• **Exercise inputs**:
==============================
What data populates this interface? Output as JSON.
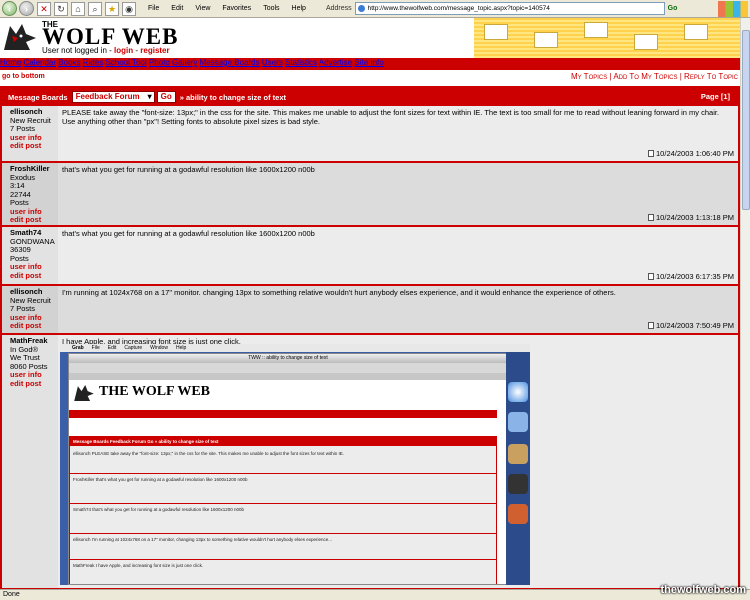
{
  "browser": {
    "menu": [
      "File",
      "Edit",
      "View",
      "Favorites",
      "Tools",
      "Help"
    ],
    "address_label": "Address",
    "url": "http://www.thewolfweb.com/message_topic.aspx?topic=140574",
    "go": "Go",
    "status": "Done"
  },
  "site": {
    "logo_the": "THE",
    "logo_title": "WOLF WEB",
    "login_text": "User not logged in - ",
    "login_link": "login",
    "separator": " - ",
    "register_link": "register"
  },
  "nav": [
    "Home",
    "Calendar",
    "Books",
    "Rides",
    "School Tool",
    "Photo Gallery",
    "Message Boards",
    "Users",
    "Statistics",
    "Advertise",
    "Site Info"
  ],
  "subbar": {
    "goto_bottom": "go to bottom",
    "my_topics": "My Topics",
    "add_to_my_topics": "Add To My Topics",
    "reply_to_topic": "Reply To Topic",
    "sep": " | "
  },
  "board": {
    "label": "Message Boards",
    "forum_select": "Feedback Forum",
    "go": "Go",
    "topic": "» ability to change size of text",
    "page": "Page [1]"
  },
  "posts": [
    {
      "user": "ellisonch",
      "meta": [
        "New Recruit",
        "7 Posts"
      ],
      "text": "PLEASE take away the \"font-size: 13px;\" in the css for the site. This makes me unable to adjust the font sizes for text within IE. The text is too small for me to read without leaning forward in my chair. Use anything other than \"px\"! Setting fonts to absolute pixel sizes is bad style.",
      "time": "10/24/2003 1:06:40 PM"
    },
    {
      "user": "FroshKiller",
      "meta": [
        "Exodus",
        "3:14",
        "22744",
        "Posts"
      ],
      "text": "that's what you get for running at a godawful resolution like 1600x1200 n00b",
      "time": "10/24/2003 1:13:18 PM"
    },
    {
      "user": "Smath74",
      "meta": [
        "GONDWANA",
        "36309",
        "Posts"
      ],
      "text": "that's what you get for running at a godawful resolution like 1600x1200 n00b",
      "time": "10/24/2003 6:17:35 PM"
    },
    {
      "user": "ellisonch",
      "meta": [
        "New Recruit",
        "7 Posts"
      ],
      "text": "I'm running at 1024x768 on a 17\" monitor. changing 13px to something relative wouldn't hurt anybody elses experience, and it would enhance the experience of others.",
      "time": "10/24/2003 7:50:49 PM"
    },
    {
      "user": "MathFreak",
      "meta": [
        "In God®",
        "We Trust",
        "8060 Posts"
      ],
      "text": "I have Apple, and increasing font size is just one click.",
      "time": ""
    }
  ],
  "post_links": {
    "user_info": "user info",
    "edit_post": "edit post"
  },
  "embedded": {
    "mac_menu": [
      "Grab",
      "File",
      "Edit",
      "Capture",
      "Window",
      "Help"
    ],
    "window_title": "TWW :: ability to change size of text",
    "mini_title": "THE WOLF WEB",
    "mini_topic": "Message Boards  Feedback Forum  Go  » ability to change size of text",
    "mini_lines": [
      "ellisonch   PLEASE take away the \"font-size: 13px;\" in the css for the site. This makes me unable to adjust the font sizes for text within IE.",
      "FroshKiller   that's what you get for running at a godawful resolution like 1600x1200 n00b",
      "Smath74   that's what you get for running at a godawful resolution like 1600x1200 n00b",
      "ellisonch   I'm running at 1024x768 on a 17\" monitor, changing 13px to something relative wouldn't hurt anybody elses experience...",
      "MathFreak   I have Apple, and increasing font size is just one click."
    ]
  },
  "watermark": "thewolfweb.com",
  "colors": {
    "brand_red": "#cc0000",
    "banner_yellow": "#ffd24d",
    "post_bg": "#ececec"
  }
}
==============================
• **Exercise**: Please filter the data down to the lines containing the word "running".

• **Output**:
      "text": "that's what you get for running at a godawful resolution like 1600x1200 n00b",
      "text": "that's what you get for running at a godawful resolution like 1600x1200 n00b",
      "text": "I'm running at 1024x768 on a 17\" monitor. changing 13px to something relative wouldn't hurt anybody elses experience, and it would enhance the experience of others.",
      "FroshKiller   that's what you get for running at a godawful resolution like 1600x1200 n00b",
      "Smath74   that's what you get for running at a godawful resolution like 1600x1200 n00b",
      "ellisonch   I'm running at 1024x768 on a 17\" monitor, changing 13px to something relative wouldn't hurt anybody elses experience...",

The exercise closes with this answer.